Women’s apparel sales in the U.S. rose 3.7 percent last year, to $116.4 billion from $112.3 billion in 2012, according to The NPD Group’s compilation of results for 2013.

This story first appeared in the April 17, 2014 issue of WWD. Subscribe Today.

The results for last year include a 17 percent increase in women’s apparel bought on Web sites, accounting for about 15 percent of the total, or about $17.5 billion.

Smaller categories and distribution channels garnered the largest increases, with outerwear sales up 12 percent to $6.3 billion as persistent cold weather characterized the end of the year. Tailored clothing for women — including jackets, blazers and suit separates — registered an 11 percent increase to reach about $4 billion. The dress-up trend was also complemented by a 33 percent rise in sales of tights, NPD said.

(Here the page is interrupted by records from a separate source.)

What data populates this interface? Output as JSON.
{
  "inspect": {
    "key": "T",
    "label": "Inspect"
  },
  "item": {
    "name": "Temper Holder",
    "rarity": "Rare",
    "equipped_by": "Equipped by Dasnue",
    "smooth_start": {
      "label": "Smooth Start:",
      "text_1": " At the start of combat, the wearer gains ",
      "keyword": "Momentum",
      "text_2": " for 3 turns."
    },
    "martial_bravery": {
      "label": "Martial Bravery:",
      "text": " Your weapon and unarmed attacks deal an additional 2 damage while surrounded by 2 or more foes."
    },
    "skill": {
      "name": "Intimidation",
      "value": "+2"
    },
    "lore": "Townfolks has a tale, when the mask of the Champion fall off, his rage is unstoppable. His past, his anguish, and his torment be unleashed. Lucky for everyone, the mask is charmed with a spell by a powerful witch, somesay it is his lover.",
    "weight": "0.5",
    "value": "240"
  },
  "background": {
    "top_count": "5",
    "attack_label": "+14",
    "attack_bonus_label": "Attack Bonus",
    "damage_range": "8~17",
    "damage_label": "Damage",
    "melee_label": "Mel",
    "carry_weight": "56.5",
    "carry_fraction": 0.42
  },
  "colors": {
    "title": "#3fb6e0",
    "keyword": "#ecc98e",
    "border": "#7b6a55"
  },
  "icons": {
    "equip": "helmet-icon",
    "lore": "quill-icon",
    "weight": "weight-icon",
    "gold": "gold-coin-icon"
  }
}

Off-price retailers garnered the largest increases in women’s wear sales among the major distribution channels, with sales rising 8 percent to $13.1 billion. In descending order of increases, mass merchants were up 3 percent to $14.4 billion, department stores up 2 percent to $19.1 billion and, maintaining their position as the largest channel for women’s apparel sales, specialty stores up 2 percent to $42 billion. National chains, including J.C. Penney Co. Inc. and Kohl’s Corp., registered a 1 percent increase to $11.9 billion.

RELATED CONTENT: WWD Research Roundup >>

Warehouse clubs moved up 10 percent to $1.2 billion while “all other” retailers also gained 10 percent to account for $14.7 billion of the total.

Noting the double-digit increase in online purchasing, Marshal Cohen, chief industry analyst at NPD, pointed out that the average online purchase is larger than the average purchase made in a store.

“With the continued increase of online sales threatening the traditional brick-and-mortar retail model, retailers and brands must be quick to adapt to the changing needs of the online shopper,” he said. “Seamless integration across all channels will help retailers maintain a better connection with their shoppers.”

load comments
blog comments powered by Disqus